_Entries from a dataset of interfaces:_

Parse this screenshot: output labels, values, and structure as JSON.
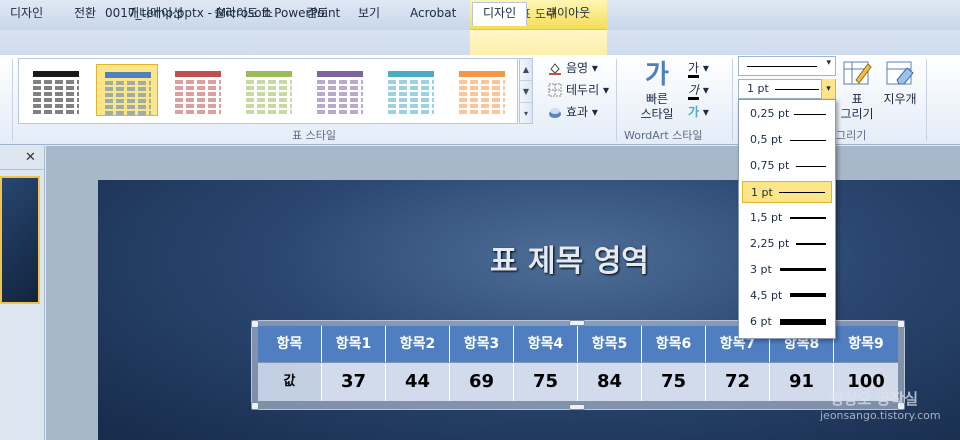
{
  "window": {
    "title": "0017_temp.pptx  -  Microsoft PowerPoint",
    "tool_tab_header": "표 도구"
  },
  "tabs": [
    {
      "label": "디자인",
      "active": false
    },
    {
      "label": "전환",
      "active": false
    },
    {
      "label": "애니메이션",
      "active": false
    },
    {
      "label": "슬라이드 쇼",
      "active": false
    },
    {
      "label": "검토",
      "active": false
    },
    {
      "label": "보기",
      "active": false
    },
    {
      "label": "Acrobat",
      "active": false
    },
    {
      "label": "디자인",
      "active": true
    },
    {
      "label": "레이아웃",
      "active": false
    }
  ],
  "ribbon": {
    "table_styles_label": "표 스타일",
    "shading_label": "음영",
    "borders_label": "테두리",
    "effects_label": "효과",
    "quick_styles_line1": "빠른",
    "quick_styles_line2": "스타일",
    "wordart_label": "WordArt 스타일",
    "draw_group_label": "그리기",
    "draw_table_line1": "표",
    "draw_table_line2": "그리기",
    "eraser_label": "지우개",
    "pen_weight_value": "1 pt",
    "text_fill_glyph": "가",
    "text_outline_glyph": "가",
    "text_effects_glyph": "가",
    "gallery_colors": [
      "#1a1a1a",
      "#4f81bd",
      "#c0504d",
      "#9bbb59",
      "#8064a2",
      "#4bacc6",
      "#f79646"
    ]
  },
  "line_weights": [
    {
      "label": "0,25 pt",
      "weight": 0.25,
      "selected": false
    },
    {
      "label": "0,5 pt",
      "weight": 0.5,
      "selected": false
    },
    {
      "label": "0,75 pt",
      "weight": 0.75,
      "selected": false
    },
    {
      "label": "1 pt",
      "weight": 1,
      "selected": true
    },
    {
      "label": "1,5 pt",
      "weight": 1.5,
      "selected": false
    },
    {
      "label": "2,25 pt",
      "weight": 2.25,
      "selected": false
    },
    {
      "label": "3 pt",
      "weight": 3,
      "selected": false
    },
    {
      "label": "4,5 pt",
      "weight": 4.5,
      "selected": false
    },
    {
      "label": "6 pt",
      "weight": 6,
      "selected": false
    }
  ],
  "slide": {
    "title": "표 제목 영역",
    "table": {
      "headers": [
        "항목",
        "항목1",
        "항목2",
        "항목3",
        "항목4",
        "항목5",
        "항목6",
        "항목7",
        "항목8",
        "항목9"
      ],
      "row": [
        "값",
        "37",
        "44",
        "69",
        "75",
        "84",
        "75",
        "72",
        "91",
        "100"
      ]
    }
  },
  "watermark": {
    "line1": "정상오 공작실",
    "line2": "jeonsango.tistory.com"
  },
  "icons": {
    "close": "close-icon",
    "dropdown": "chevron-down-icon"
  }
}
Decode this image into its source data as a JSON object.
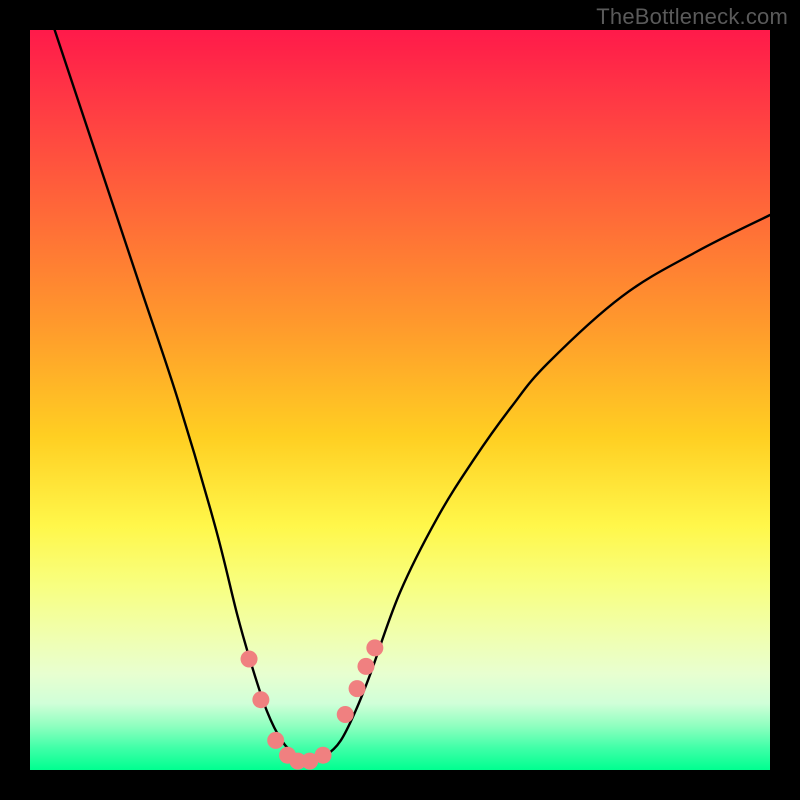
{
  "watermark": {
    "text": "TheBottleneck.com"
  },
  "chart_data": {
    "type": "line",
    "title": "",
    "xlabel": "",
    "ylabel": "",
    "series": [
      {
        "name": "bottleneck-curve",
        "x": [
          0.0,
          0.05,
          0.1,
          0.15,
          0.2,
          0.25,
          0.28,
          0.3,
          0.32,
          0.34,
          0.36,
          0.38,
          0.4,
          0.42,
          0.44,
          0.46,
          0.5,
          0.55,
          0.6,
          0.65,
          0.7,
          0.8,
          0.9,
          1.0
        ],
        "y": [
          1.1,
          0.95,
          0.8,
          0.65,
          0.5,
          0.33,
          0.21,
          0.14,
          0.08,
          0.04,
          0.02,
          0.01,
          0.02,
          0.04,
          0.08,
          0.13,
          0.24,
          0.34,
          0.42,
          0.49,
          0.55,
          0.64,
          0.7,
          0.75
        ]
      }
    ],
    "markers": {
      "name": "highlighted-points",
      "color": "#f08080",
      "x": [
        0.296,
        0.312,
        0.332,
        0.348,
        0.362,
        0.378,
        0.396,
        0.426,
        0.442,
        0.454,
        0.466
      ],
      "y": [
        0.15,
        0.095,
        0.04,
        0.02,
        0.012,
        0.012,
        0.02,
        0.075,
        0.11,
        0.14,
        0.165
      ]
    },
    "xlim": [
      0,
      1
    ],
    "ylim": [
      0,
      1
    ],
    "grid": false,
    "legend": false
  }
}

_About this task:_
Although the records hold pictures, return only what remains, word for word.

_Solution:_
Parse this screenshot: output labels, values, and structure as JSON.
{
  "window": {
    "title": "0017_temp.pptx  -  Microsoft PowerPoint",
    "tool_tab_header": "표 도구"
  },
  "tabs": [
    {
      "label": "디자인",
      "active": false
    },
    {
      "label": "전환",
      "active": false
    },
    {
      "label": "애니메이션",
      "active": false
    },
    {
      "label": "슬라이드 쇼",
      "active": false
    },
    {
      "label": "검토",
      "active": false
    },
    {
      "label": "보기",
      "active": false
    },
    {
      "label": "Acrobat",
      "active": false
    },
    {
      "label": "디자인",
      "active": true
    },
    {
      "label": "레이아웃",
      "active": false
    }
  ],
  "ribbon": {
    "table_styles_label": "표 스타일",
    "shading_label": "음영",
    "borders_label": "테두리",
    "effects_label": "효과",
    "quick_styles_line1": "빠른",
    "quick_styles_line2": "스타일",
    "wordart_label": "WordArt 스타일",
    "draw_group_label": "그리기",
    "draw_table_line1": "표",
    "draw_table_line2": "그리기",
    "eraser_label": "지우개",
    "pen_weight_value": "1 pt",
    "text_fill_glyph": "가",
    "text_outline_glyph": "가",
    "text_effects_glyph": "가",
    "gallery_colors": [
      "#1a1a1a",
      "#4f81bd",
      "#c0504d",
      "#9bbb59",
      "#8064a2",
      "#4bacc6",
      "#f79646"
    ]
  },
  "line_weights": [
    {
      "label": "0,25 pt",
      "weight": 0.25,
      "selected": false
    },
    {
      "label": "0,5 pt",
      "weight": 0.5,
      "selected": false
    },
    {
      "label": "0,75 pt",
      "weight": 0.75,
      "selected": false
    },
    {
      "label": "1 pt",
      "weight": 1,
      "selected": true
    },
    {
      "label": "1,5 pt",
      "weight": 1.5,
      "selected": false
    },
    {
      "label": "2,25 pt",
      "weight": 2.25,
      "selected": false
    },
    {
      "label": "3 pt",
      "weight": 3,
      "selected": false
    },
    {
      "label": "4,5 pt",
      "weight": 4.5,
      "selected": false
    },
    {
      "label": "6 pt",
      "weight": 6,
      "selected": false
    }
  ],
  "slide": {
    "title": "표 제목 영역",
    "table": {
      "headers": [
        "항목",
        "항목1",
        "항목2",
        "항목3",
        "항목4",
        "항목5",
        "항목6",
        "항목7",
        "항목8",
        "항목9"
      ],
      "row": [
        "값",
        "37",
        "44",
        "69",
        "75",
        "84",
        "75",
        "72",
        "91",
        "100"
      ]
    }
  },
  "watermark": {
    "line1": "정상오 공작실",
    "line2": "jeonsango.tistory.com"
  },
  "icons": {
    "close": "close-icon",
    "dropdown": "chevron-down-icon"
  }
}
Decode this image into its source data as a JSON object.
{
  "watermark": {
    "text": "TheBottleneck.com"
  },
  "chart_data": {
    "type": "line",
    "title": "",
    "xlabel": "",
    "ylabel": "",
    "series": [
      {
        "name": "bottleneck-curve",
        "x": [
          0.0,
          0.05,
          0.1,
          0.15,
          0.2,
          0.25,
          0.28,
          0.3,
          0.32,
          0.34,
          0.36,
          0.38,
          0.4,
          0.42,
          0.44,
          0.46,
          0.5,
          0.55,
          0.6,
          0.65,
          0.7,
          0.8,
          0.9,
          1.0
        ],
        "y": [
          1.1,
          0.95,
          0.8,
          0.65,
          0.5,
          0.33,
          0.21,
          0.14,
          0.08,
          0.04,
          0.02,
          0.01,
          0.02,
          0.04,
          0.08,
          0.13,
          0.24,
          0.34,
          0.42,
          0.49,
          0.55,
          0.64,
          0.7,
          0.75
        ]
      }
    ],
    "markers": {
      "name": "highlighted-points",
      "color": "#f08080",
      "x": [
        0.296,
        0.312,
        0.332,
        0.348,
        0.362,
        0.378,
        0.396,
        0.426,
        0.442,
        0.454,
        0.466
      ],
      "y": [
        0.15,
        0.095,
        0.04,
        0.02,
        0.012,
        0.012,
        0.02,
        0.075,
        0.11,
        0.14,
        0.165
      ]
    },
    "xlim": [
      0,
      1
    ],
    "ylim": [
      0,
      1
    ],
    "grid": false,
    "legend": false
  }
}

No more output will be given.